Which lines of the material contain the word "JSON"? Show each one.

##############################

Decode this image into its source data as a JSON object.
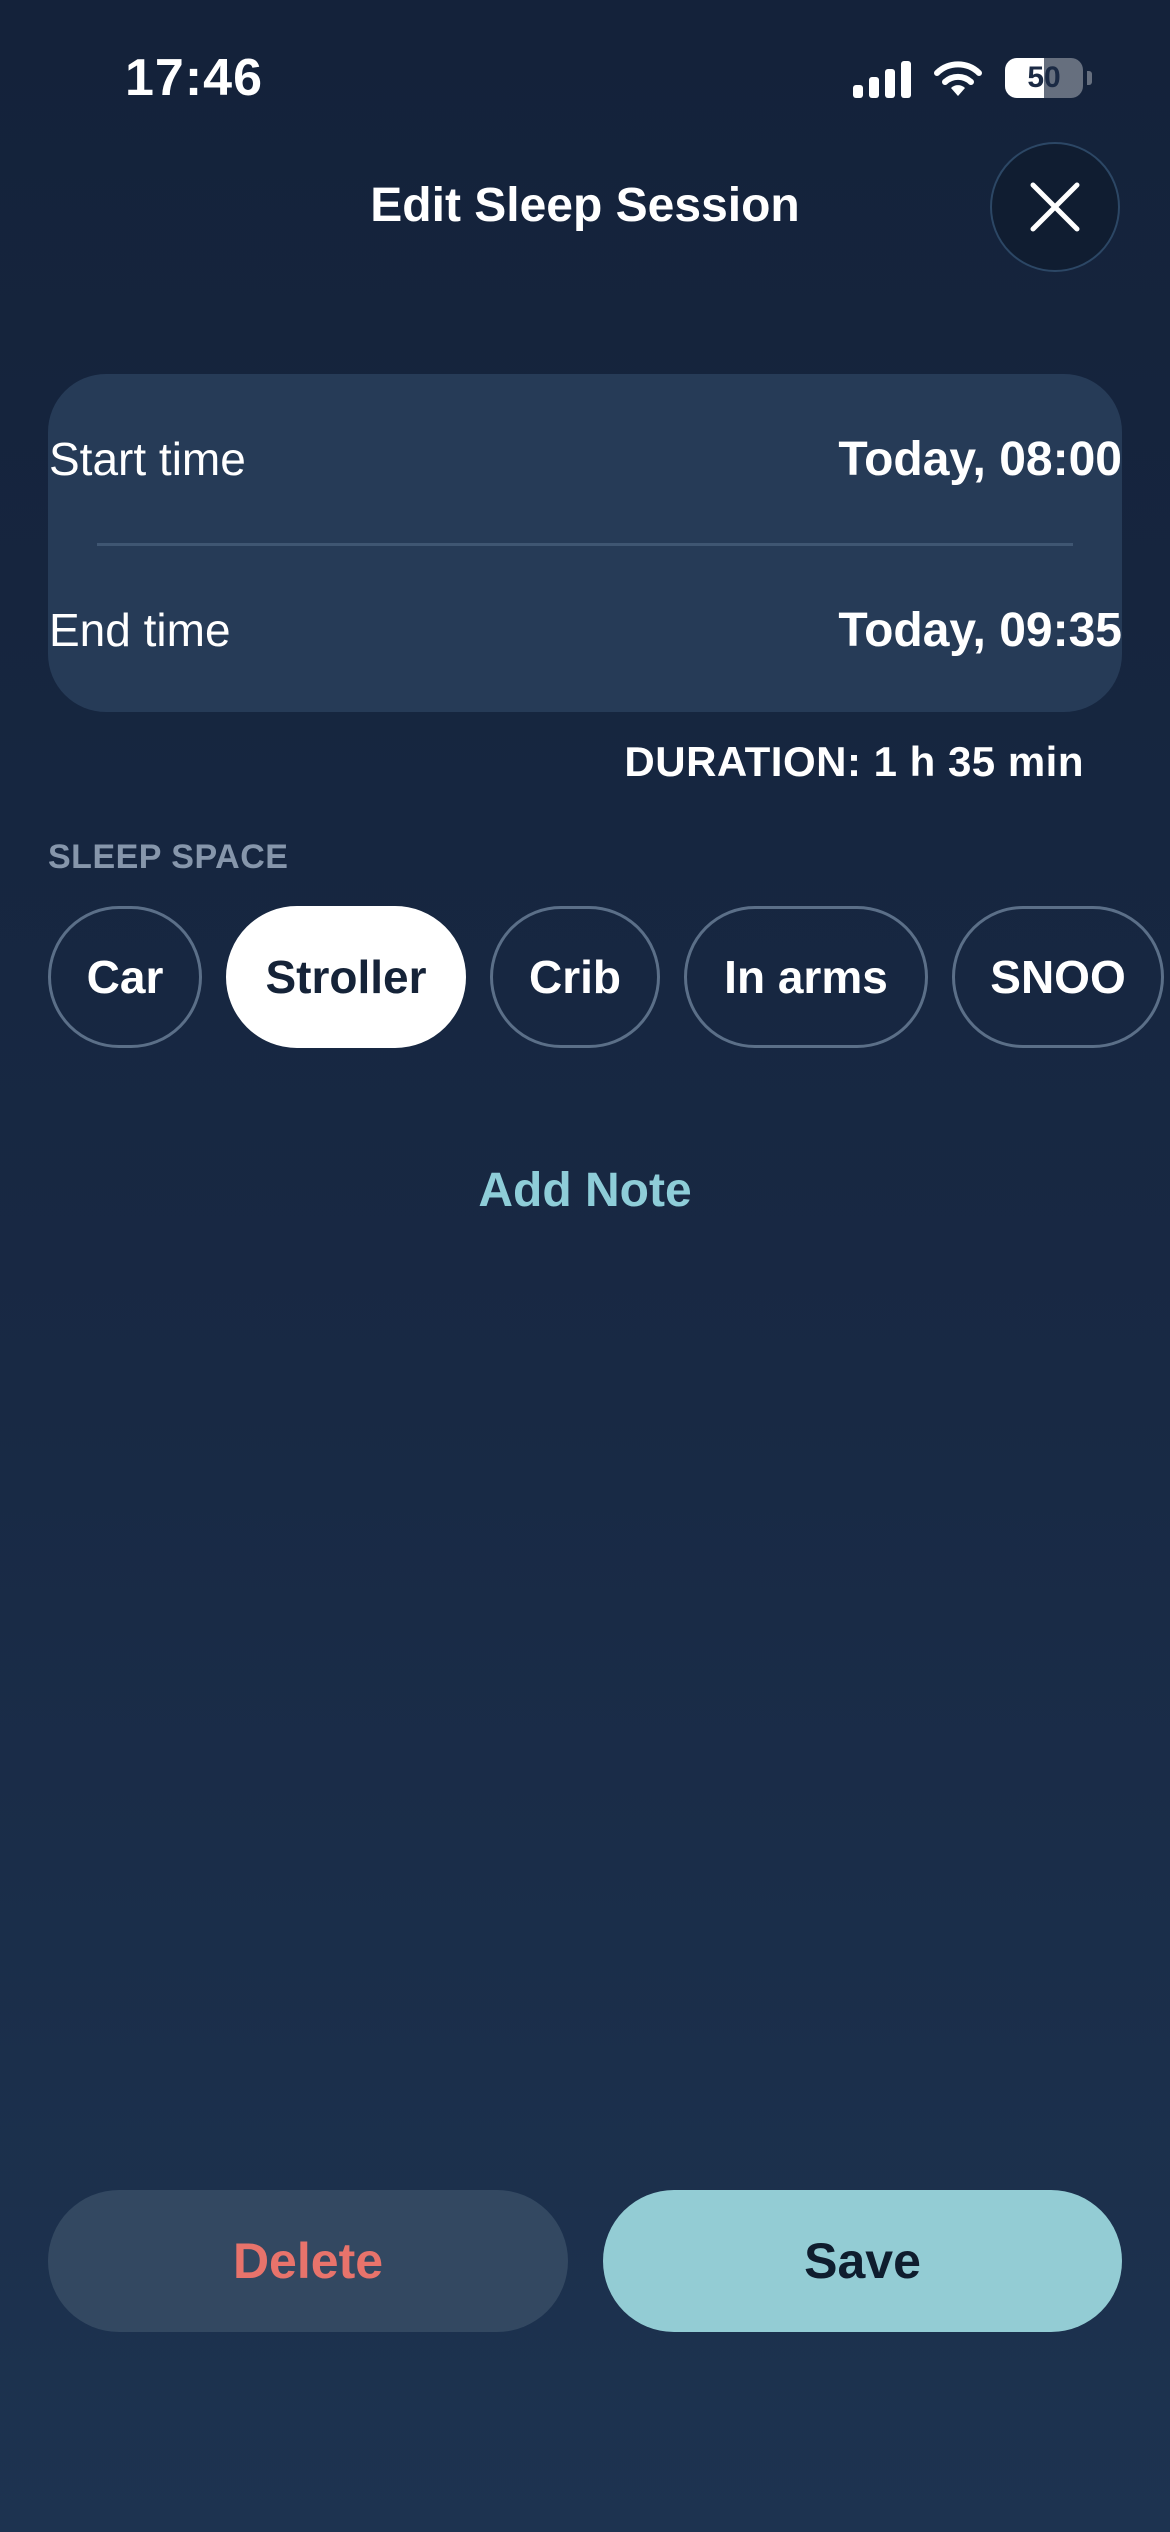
{
  "status_bar": {
    "time": "17:46",
    "battery_level": "50",
    "battery_fraction": 0.5,
    "icons": [
      "signal-icon",
      "wifi-icon",
      "battery-icon"
    ]
  },
  "header": {
    "title": "Edit Sleep Session",
    "close_icon": "close-icon"
  },
  "times": {
    "start_label": "Start time",
    "start_value": "Today, 08:00",
    "end_label": "End time",
    "end_value": "Today, 09:35"
  },
  "duration": "DURATION: 1 h 35 min",
  "sleep_space": {
    "label": "SLEEP SPACE",
    "options": [
      "Car",
      "Stroller",
      "Crib",
      "In arms",
      "SNOO"
    ],
    "selected": "Stroller"
  },
  "add_note": "Add Note",
  "actions": {
    "delete": "Delete",
    "save": "Save"
  },
  "colors": {
    "background": "#182944",
    "card": "#263b57",
    "accent": "#93ccd4",
    "link": "#8ecdd8",
    "danger": "#e8736b"
  }
}
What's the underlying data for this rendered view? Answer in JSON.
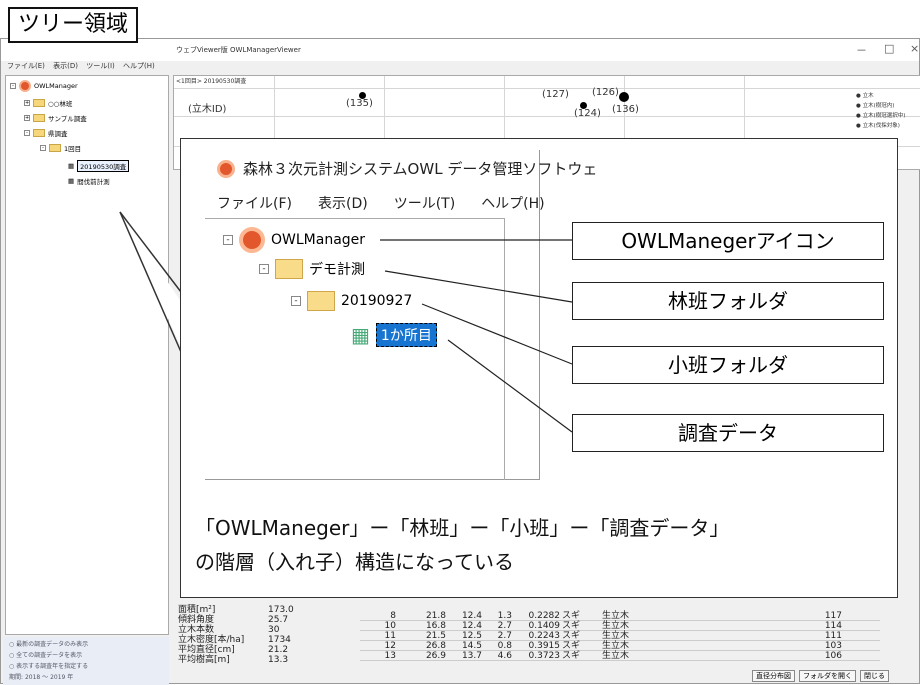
{
  "app": {
    "window_title": "ウェブViewer版 OWLManagerViewer",
    "controls": [
      "－",
      "□",
      "×"
    ],
    "menu": [
      "ファイル(E)",
      "表示(D)",
      "ツール(I)",
      "ヘルプ(H)"
    ]
  },
  "tree": {
    "root": "OWLManager",
    "items": [
      {
        "label": "○○林班"
      },
      {
        "label": "サンプル調査"
      },
      {
        "label": "県調査"
      },
      {
        "label": "1回目"
      },
      {
        "label": "20190530調査"
      },
      {
        "label": "間伐前計測"
      }
    ]
  },
  "bottom_left": {
    "options": [
      "最新の調査データのみ表示",
      "全ての調査データを表示",
      "表示する調査年を指定する"
    ],
    "period_label": "期間:",
    "year_from": "2018",
    "tilde": "～",
    "year_to": "2019",
    "year_unit": "年"
  },
  "chart": {
    "tab": "<1回目> 20190530調査",
    "ylabel": "(立木ID)",
    "points": [
      "(135)",
      "(127)",
      "(126)",
      "(124)",
      "(136)"
    ],
    "legend": [
      "立木",
      "立木(樹冠内)",
      "立木(樹冠選択中)",
      "立木(伐採対象)"
    ]
  },
  "info": {
    "rows": [
      {
        "k": "面積[m²]",
        "v": "173.0"
      },
      {
        "k": "傾斜角度",
        "v": "25.7"
      },
      {
        "k": "立木本数",
        "v": "30"
      },
      {
        "k": "立木密度[本/ha]",
        "v": "1734"
      },
      {
        "k": "平均直径[cm]",
        "v": "21.2"
      },
      {
        "k": "平均樹高[m]",
        "v": "13.3"
      }
    ]
  },
  "table": {
    "rows": [
      [
        "8",
        "21.8",
        "12.4",
        "1.3",
        "0.2282",
        "スギ",
        "生立木",
        "117"
      ],
      [
        "10",
        "16.8",
        "12.4",
        "2.7",
        "0.1409",
        "スギ",
        "生立木",
        "114"
      ],
      [
        "11",
        "21.5",
        "12.5",
        "2.7",
        "0.2243",
        "スギ",
        "生立木",
        "111"
      ],
      [
        "12",
        "26.8",
        "14.5",
        "0.8",
        "0.3915",
        "スギ",
        "生立木",
        "103"
      ],
      [
        "13",
        "26.9",
        "13.7",
        "4.6",
        "0.3723",
        "スギ",
        "生立木",
        "106"
      ]
    ]
  },
  "bottom_buttons": [
    "直径分布図",
    "フォルダを開く",
    "閉じる"
  ],
  "callout": {
    "title": "森林３次元計測システムOWL データ管理ソフトウェ",
    "menu": [
      "ファイル(F)",
      "表示(D)",
      "ツール(T)",
      "ヘルプ(H)"
    ],
    "nodes": [
      "OWLManager",
      "デモ計測",
      "20190927",
      "1か所目"
    ],
    "labels": [
      "OWLManegerアイコン",
      "林班フォルダ",
      "小班フォルダ",
      "調査データ"
    ],
    "note_line1": "「OWLManeger」ー「林班」ー「小班」ー「調査データ」",
    "note_line2": "の階層（入れ子）構造になっている"
  },
  "tag_label": "ツリー領域"
}
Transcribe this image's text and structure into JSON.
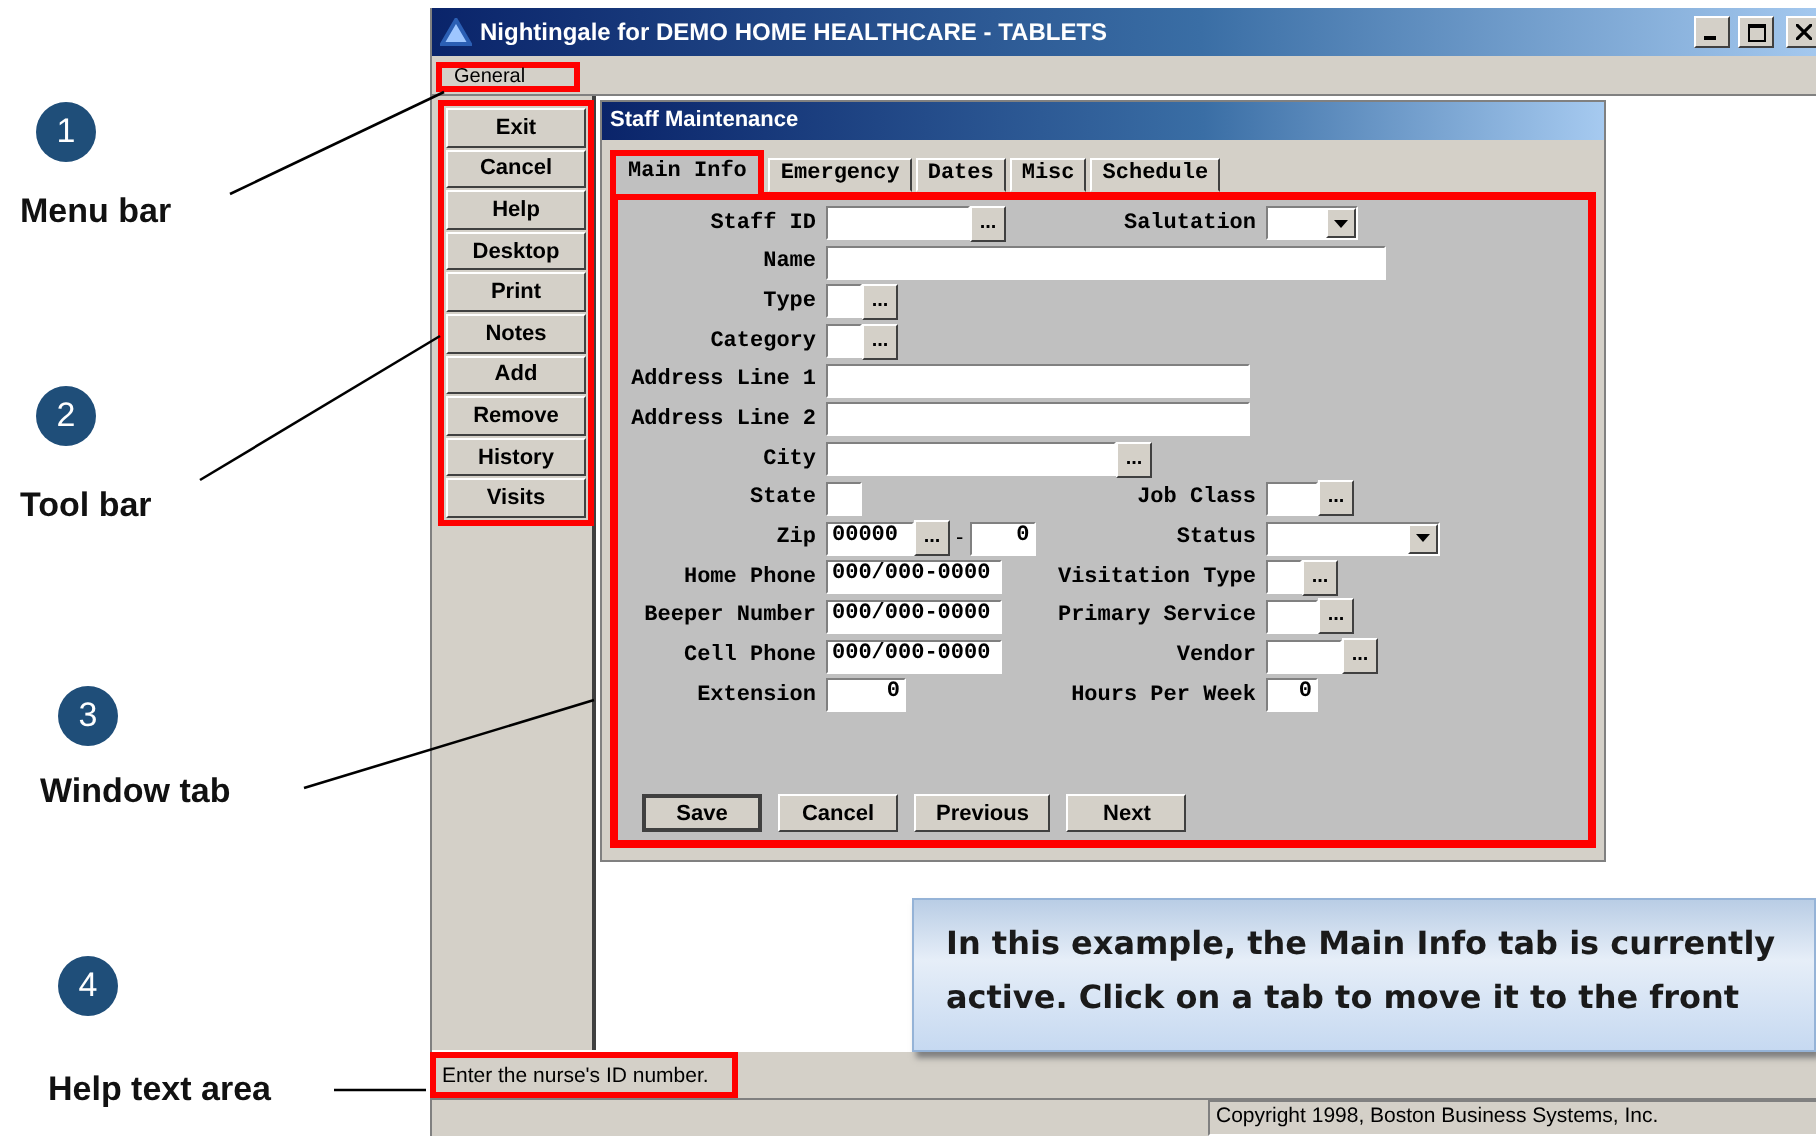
{
  "window": {
    "title": "Nightingale for DEMO HOME HEALTHCARE - TABLETS"
  },
  "menu_bar": [
    {
      "label": "General"
    }
  ],
  "toolbar": [
    {
      "label": "Exit"
    },
    {
      "label": "Cancel"
    },
    {
      "label": "Help"
    },
    {
      "label": "Desktop"
    },
    {
      "label": "Print"
    },
    {
      "label": "Notes"
    },
    {
      "label": "Add"
    },
    {
      "label": "Remove"
    },
    {
      "label": "History"
    },
    {
      "label": "Visits"
    }
  ],
  "child_window": {
    "title": "Staff Maintenance",
    "tabs": [
      {
        "label": "Main Info",
        "selected": true
      },
      {
        "label": "Emergency",
        "selected": false
      },
      {
        "label": "Dates",
        "selected": false
      },
      {
        "label": "Misc",
        "selected": false
      },
      {
        "label": "Schedule",
        "selected": false
      }
    ],
    "form_rows": [
      {
        "left": {
          "label": "Staff ID",
          "kind": "lookup",
          "button": "..."
        },
        "right": {
          "label": "Salutation",
          "kind": "dropdown"
        }
      },
      {
        "left": {
          "label": "Name",
          "kind": "text"
        }
      },
      {
        "left": {
          "label": "Type",
          "kind": "lookup",
          "button": "..."
        }
      },
      {
        "left": {
          "label": "Category",
          "kind": "lookup",
          "button": "..."
        }
      },
      {
        "left": {
          "label": "Address Line 1",
          "kind": "text"
        }
      },
      {
        "left": {
          "label": "Address Line 2",
          "kind": "text"
        }
      },
      {
        "left": {
          "label": "City",
          "kind": "lookup",
          "button": "..."
        }
      },
      {
        "left": {
          "label": "State",
          "kind": "text"
        },
        "right": {
          "label": "Job Class",
          "kind": "lookup",
          "button": "..."
        }
      },
      {
        "left": {
          "label": "Zip",
          "kind": "zip",
          "value": "00000",
          "button": "...",
          "separator": "-",
          "extension": "0"
        },
        "right": {
          "label": "Status",
          "kind": "dropdown"
        }
      },
      {
        "left": {
          "label": "Home Phone",
          "kind": "text",
          "value": "000/000-0000"
        },
        "right": {
          "label": "Visitation Type",
          "kind": "lookup",
          "button": "..."
        }
      },
      {
        "left": {
          "label": "Beeper Number",
          "kind": "text",
          "value": "000/000-0000"
        },
        "right": {
          "label": "Primary Service",
          "kind": "lookup",
          "button": "..."
        }
      },
      {
        "left": {
          "label": "Cell Phone",
          "kind": "text",
          "value": "000/000-0000"
        },
        "right": {
          "label": "Vendor",
          "kind": "lookup",
          "button": "..."
        }
      },
      {
        "left": {
          "label": "Extension",
          "kind": "number",
          "value": "0"
        },
        "right": {
          "label": "Hours Per Week",
          "kind": "number",
          "value": "0"
        }
      }
    ],
    "buttons": [
      {
        "label": "Save"
      },
      {
        "label": "Cancel"
      },
      {
        "label": "Previous"
      },
      {
        "label": "Next"
      }
    ]
  },
  "callout": "In this example, the Main Info tab is currently active. Click on a tab to move it to the front",
  "status_bar": {
    "help_text": "Enter the nurse's ID number.",
    "copyright": "Copyright 1998, Boston Business Systems, Inc."
  },
  "annotations": [
    {
      "number": "1",
      "label": "Menu bar"
    },
    {
      "number": "2",
      "label": "Tool bar"
    },
    {
      "number": "3",
      "label": "Window tab"
    },
    {
      "number": "4",
      "label": "Help text area"
    }
  ]
}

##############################

# [RESULT]
Decode this image into its source data as a JSON object.
What's the underlying data for this rendered view? Answer in JSON.
Transcribe this image's text and structure into JSON.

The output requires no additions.